According to the Dinka people of the Southern Sudan, man and his creator were originally close together. They became separated, like the earth and sky, when the first man and woman acted with human independence. Dinka religious practice follows from that separation. Divinity and Experience, now reissued for the first time in paperback, has, since its first publication in 1961, acquired the status of a minor classic of social anthropology. In the first section, the various divinities of the Dinka are described with their complex range of meaning and imagery, and related to the Dinka's own experience of the conditions of life and death. They may be interpreted, it is suggested, as images arising out of that experience. The second part discusses the role of the priests, the 'masters of the fishing spear', who interested Fraser in his study of divine worship. Sacrifices are described and their meaning analysed, and finally their rites at the death of priests, some of whom may enter the grave alive, are examined. Dr Lienhardt also provides translations of hymns, prayers, and myths, which serve as a good introduction to the thought and beliefs of the Dinka for those interested in religion and its interpretation.
'This important study ... commands admiration for its quality of sympathetic understanding, discerning judgement, and cautious wording.' Journal of Theological Studies 'Dr Lienhardt has ... considerably advanced the understanding of thought in pre-scientific cultures.' Africa 'The monograph reflects a profound understanding of the ways in which individual and collective experience merge in the drama of spiritual rebirth ... At long last the Clarendon Press has made this masterpiece more accessible and affordable to undergraduates and graduates in programs of anthropological study.' Anthropos

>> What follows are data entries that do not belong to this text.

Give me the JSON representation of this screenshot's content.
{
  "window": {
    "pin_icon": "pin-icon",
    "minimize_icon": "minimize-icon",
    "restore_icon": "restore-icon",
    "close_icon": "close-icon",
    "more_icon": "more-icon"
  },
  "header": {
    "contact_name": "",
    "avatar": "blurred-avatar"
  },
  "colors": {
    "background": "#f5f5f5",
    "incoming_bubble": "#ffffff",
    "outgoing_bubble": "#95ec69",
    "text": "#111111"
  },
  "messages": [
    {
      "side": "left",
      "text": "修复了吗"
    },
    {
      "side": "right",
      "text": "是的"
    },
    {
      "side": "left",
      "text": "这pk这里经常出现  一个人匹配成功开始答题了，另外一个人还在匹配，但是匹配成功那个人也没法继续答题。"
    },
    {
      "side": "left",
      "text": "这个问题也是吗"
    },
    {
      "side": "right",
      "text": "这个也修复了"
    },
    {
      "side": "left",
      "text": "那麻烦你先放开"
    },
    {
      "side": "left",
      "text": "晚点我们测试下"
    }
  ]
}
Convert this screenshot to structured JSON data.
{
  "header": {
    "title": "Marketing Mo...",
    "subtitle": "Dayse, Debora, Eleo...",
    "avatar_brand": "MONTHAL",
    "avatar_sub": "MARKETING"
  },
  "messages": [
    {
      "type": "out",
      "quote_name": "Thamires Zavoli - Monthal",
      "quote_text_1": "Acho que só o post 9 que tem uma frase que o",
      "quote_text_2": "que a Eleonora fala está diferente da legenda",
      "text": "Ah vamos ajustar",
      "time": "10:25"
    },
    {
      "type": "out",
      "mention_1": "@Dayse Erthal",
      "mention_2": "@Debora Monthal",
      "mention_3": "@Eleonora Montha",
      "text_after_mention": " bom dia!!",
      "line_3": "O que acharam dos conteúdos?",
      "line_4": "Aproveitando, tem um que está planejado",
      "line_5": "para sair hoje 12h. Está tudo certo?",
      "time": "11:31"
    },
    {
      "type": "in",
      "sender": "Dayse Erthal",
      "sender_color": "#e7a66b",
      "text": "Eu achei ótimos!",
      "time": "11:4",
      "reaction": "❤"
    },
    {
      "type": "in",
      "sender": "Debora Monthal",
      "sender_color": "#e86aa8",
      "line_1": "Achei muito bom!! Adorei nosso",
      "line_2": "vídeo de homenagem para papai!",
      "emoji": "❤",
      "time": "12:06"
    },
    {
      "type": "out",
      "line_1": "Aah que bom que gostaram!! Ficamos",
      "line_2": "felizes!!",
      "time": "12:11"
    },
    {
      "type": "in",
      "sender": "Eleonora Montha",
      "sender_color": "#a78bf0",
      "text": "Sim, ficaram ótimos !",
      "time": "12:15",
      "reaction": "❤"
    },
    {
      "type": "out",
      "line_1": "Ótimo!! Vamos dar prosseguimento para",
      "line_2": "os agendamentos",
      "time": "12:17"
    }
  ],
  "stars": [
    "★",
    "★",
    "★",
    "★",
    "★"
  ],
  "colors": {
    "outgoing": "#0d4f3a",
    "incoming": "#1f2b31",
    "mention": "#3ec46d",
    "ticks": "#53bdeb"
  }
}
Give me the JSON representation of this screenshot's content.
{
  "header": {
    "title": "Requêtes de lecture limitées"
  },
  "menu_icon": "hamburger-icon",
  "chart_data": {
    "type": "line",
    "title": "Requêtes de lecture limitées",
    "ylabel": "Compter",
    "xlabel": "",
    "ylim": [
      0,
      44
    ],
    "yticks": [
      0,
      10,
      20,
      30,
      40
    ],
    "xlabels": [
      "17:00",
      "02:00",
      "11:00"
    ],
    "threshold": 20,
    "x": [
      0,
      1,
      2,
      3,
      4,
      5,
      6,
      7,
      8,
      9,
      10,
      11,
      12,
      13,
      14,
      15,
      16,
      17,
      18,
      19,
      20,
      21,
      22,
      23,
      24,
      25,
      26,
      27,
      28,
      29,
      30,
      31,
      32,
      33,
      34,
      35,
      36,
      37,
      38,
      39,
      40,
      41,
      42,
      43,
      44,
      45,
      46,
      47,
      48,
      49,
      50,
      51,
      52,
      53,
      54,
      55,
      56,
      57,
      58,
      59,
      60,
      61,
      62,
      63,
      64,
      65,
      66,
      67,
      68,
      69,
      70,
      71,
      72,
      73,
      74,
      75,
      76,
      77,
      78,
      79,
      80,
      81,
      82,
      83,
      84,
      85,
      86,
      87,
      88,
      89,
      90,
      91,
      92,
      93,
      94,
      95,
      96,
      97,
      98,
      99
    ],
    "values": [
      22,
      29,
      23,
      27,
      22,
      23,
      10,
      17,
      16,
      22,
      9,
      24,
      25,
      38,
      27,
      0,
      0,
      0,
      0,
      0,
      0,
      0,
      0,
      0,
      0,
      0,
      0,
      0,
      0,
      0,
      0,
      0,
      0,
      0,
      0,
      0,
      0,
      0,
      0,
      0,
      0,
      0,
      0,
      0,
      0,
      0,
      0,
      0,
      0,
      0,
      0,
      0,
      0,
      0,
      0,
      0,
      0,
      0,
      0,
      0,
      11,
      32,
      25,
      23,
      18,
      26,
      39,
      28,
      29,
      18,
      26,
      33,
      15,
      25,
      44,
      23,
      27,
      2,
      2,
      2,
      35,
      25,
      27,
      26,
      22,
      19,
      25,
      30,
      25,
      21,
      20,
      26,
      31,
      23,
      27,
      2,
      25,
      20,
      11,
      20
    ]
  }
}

Number Of Pages: 336
Published: 5th November 1987
Country of Publication: GB
Dimensions (cm): 21.62 x 14.05 x 2.16
Weight (kg): 0.37